The Great Asset Mania of recent years is in its final euphoric months and the next event will be a sharp decline of historic proportion in stock prices - the Dow should fall to below the starting point of its mania which was 777 in August 1982 and probably below 400 by no later than 2008 - resulting in a deep economic depression lasting until about 2011. If an across-the-board deflation occurs, which has a substantial probability, then real estate, commodities and all bonds issued by other than those rated AAA will fall in value as well.
That we are in the midst, and apparently near the end, of the greatest debt build-up in world history suggests that the resulting deflation and depression will be the biggest deflation in history by a huge margin. A corollary of deflation will be a soaring value for the U.S. dollar, contrary to virtually all current expectations. Credit expansion is a major reason why stocks have kept rising and the dollar has kept falling but when the bubble begins to deflate, the investment markets will go down and the dollar will start up. The period after the market crash will be the most vulnerable in terms of the potential for hyperinflation. The ultimate result will be the destruction of any value remaining in bonds and the wipe-out of all dollar-denominated paper assets."
Giant Speculative Bubble

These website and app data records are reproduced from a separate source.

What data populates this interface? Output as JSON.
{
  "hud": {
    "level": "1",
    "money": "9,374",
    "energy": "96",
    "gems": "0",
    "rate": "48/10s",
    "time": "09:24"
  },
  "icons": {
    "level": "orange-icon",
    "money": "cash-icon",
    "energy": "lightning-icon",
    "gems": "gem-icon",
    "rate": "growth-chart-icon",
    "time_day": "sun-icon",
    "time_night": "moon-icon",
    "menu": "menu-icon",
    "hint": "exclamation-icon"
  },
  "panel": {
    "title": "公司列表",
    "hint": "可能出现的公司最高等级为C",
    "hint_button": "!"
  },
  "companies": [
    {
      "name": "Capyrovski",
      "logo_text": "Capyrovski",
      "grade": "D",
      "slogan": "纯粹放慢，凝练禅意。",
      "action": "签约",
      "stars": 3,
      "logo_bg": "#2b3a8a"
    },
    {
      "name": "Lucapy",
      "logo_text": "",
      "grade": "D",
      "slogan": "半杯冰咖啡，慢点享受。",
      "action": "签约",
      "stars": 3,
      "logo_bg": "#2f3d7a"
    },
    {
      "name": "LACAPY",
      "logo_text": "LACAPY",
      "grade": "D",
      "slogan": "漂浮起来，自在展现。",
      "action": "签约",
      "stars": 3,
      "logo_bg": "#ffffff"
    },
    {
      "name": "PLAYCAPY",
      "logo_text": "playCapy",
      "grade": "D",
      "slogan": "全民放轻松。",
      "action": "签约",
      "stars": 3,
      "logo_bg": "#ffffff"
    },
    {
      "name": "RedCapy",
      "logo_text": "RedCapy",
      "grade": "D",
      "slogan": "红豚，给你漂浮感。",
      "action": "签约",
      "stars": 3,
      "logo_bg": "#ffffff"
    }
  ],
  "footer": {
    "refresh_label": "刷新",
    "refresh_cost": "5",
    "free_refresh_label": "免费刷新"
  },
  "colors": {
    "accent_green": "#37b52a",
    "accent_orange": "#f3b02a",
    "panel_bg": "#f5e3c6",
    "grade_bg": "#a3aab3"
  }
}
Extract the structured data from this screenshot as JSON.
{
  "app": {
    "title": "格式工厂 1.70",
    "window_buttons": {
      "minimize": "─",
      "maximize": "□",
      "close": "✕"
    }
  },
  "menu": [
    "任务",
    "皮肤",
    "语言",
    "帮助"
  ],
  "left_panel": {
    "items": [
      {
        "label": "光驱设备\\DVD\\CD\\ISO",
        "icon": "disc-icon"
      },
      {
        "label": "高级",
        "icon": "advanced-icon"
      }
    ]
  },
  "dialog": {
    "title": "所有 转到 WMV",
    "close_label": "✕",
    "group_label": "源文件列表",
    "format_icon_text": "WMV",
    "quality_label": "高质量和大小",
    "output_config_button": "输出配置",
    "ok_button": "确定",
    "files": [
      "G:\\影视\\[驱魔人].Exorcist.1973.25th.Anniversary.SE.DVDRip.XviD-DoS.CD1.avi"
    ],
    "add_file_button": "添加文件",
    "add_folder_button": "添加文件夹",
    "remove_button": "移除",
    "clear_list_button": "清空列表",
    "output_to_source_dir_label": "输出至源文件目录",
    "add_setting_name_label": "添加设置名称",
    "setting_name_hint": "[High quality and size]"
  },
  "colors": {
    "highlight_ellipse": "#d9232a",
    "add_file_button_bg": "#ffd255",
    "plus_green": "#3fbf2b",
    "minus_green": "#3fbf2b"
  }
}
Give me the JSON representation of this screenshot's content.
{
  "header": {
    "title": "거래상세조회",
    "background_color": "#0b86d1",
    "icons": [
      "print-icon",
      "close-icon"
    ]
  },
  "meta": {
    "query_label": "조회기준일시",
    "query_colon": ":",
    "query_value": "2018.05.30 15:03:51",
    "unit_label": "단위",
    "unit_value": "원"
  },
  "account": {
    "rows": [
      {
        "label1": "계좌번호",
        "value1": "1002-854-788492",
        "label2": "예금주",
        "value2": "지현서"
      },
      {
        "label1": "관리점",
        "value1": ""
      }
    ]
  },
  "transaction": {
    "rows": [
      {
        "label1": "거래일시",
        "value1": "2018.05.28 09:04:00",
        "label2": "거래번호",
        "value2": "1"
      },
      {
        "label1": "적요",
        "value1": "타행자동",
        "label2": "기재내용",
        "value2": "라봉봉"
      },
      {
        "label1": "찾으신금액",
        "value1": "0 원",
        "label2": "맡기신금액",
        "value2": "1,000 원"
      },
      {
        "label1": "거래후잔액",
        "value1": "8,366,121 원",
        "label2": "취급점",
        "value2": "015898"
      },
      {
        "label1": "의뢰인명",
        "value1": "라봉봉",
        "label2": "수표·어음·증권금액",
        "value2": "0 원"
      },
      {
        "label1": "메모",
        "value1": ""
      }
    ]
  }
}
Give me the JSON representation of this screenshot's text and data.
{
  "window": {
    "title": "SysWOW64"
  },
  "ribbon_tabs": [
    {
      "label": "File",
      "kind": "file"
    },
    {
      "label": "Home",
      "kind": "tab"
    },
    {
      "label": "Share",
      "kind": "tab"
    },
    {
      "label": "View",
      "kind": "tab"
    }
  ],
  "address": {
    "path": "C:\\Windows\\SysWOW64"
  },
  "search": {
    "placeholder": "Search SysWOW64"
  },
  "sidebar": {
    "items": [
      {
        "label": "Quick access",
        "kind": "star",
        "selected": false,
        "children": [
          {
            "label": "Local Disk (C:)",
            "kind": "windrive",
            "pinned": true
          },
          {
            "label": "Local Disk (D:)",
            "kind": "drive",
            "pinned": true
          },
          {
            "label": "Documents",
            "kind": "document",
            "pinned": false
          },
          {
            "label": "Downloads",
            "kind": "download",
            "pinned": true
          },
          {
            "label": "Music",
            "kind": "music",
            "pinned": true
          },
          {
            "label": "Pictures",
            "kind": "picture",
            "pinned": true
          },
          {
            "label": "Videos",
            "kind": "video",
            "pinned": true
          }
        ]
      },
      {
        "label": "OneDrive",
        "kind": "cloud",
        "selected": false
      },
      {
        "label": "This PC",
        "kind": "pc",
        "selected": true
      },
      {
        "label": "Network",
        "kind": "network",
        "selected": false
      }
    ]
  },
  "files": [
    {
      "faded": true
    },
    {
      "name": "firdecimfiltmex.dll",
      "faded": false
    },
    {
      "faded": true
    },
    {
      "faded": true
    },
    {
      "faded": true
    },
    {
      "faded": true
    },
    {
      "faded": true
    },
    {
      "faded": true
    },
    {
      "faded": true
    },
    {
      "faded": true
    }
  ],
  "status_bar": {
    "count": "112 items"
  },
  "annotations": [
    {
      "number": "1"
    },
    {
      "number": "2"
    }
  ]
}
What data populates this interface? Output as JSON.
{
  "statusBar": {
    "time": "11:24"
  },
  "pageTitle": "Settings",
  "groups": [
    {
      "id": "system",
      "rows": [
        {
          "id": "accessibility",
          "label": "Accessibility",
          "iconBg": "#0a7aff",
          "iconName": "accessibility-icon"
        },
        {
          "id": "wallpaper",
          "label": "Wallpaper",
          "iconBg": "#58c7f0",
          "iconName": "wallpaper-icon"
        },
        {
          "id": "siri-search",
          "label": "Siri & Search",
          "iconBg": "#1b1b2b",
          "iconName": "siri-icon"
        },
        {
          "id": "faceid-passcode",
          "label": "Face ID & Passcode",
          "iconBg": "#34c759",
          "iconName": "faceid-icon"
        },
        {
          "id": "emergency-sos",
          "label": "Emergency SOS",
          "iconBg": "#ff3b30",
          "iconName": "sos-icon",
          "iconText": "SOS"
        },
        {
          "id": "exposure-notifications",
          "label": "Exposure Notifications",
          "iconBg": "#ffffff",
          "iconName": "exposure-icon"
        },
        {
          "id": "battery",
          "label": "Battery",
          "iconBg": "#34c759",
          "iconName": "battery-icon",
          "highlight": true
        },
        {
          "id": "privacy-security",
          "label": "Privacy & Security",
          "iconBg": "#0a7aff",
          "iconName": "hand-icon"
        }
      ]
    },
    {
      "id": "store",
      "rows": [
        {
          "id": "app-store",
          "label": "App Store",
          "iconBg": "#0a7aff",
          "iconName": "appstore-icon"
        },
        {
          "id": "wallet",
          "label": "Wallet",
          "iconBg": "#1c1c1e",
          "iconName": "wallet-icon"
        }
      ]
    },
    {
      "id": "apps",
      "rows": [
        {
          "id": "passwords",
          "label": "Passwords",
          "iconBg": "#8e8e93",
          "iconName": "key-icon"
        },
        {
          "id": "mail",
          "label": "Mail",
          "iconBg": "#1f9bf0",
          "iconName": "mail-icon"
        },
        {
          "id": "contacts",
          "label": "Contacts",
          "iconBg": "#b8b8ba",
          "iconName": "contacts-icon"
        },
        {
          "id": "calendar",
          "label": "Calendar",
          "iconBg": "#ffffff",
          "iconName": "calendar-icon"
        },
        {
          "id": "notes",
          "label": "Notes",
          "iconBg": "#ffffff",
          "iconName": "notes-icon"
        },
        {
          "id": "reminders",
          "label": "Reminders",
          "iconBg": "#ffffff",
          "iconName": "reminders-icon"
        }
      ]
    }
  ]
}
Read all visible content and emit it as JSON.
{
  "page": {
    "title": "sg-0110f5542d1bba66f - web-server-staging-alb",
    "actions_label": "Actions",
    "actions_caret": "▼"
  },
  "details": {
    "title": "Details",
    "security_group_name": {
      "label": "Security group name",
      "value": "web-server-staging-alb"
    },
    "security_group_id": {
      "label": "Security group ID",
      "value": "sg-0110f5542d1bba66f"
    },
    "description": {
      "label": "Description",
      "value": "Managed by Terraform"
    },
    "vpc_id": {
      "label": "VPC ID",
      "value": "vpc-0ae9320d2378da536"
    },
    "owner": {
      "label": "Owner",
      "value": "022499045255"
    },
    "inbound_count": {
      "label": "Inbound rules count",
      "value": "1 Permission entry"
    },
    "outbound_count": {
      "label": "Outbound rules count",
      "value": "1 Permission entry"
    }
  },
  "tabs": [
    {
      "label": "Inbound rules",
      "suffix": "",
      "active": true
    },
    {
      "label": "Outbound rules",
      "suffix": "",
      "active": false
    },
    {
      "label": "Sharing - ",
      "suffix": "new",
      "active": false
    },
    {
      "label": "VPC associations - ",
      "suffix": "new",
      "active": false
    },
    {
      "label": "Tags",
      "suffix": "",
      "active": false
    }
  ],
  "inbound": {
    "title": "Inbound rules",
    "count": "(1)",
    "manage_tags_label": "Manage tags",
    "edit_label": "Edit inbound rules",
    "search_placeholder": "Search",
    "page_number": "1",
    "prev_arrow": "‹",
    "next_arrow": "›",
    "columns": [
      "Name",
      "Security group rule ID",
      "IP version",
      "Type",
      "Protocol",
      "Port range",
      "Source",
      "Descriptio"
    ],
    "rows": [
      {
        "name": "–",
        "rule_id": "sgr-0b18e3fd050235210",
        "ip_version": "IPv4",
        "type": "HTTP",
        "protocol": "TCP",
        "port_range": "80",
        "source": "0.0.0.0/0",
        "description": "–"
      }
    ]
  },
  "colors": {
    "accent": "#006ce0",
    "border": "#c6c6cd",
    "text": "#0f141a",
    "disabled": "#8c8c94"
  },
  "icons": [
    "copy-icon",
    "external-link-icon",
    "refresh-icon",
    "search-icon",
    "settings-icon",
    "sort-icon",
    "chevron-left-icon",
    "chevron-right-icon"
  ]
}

Ravi Batra, Professor of Economics at Southern Methodist University, in his book 'The Crash of the Millennium' foresees not a deflationary depression but an inflationary one. He sees "the giant speculative bubble that we are currently in bursting, the stock market crashing and then the U.S. dollar collapsing almost immediately followed by a rise in interest rates and plunging bond prices culminating in a depression made doubly damaging by rising inflation through the early part of this decade. In spite of the inflationary nature of the coming depression, property values will tumble in most parts of the United States. In the long run, home prices will probably continue to climb but in the short run, however, they could sink and sink hard."
Systemic Banking Crisis
Richard Duncan, a former consultant for the International Monetary Fund, current Financial Sector Specialist (Asia) at the World Bank and author of the book, 'The Dollar Crisis', writes that "the United States' net indebtedness to the rest of the world, already at record highs, will continue to increase every year into the future until a sharp fall in the value of the dollar against the currencies of all its major trading partners puts an end to the gapping US current account deficit or until the United States is so heavily indebted to the rest of the world that it become incapable of servicing the interest on its multi-trillion dollar debt. In the meantime, as long as the US current account deficit continues to flood the world with US dollar liquidity, new asset price bubbles are likely to inflate and implode; more systemic banking crises can be expected to occur; and intensifying deflationary pressure can be anticipated as low interest rates and easy credit result in excess industrial capacity and falling prices (i.e. deflation)."
The above comments are from some of the best minds in the business and what they have said about our current financial situation and what is in store for us in the years ahead. We advise investors to listen, to learn and to recognize the need to be strategically positioned in a wide variety of assets including precious metals, mining shares and long-term warrants. Nothing like taking what the experts say to heart and investing accordingly.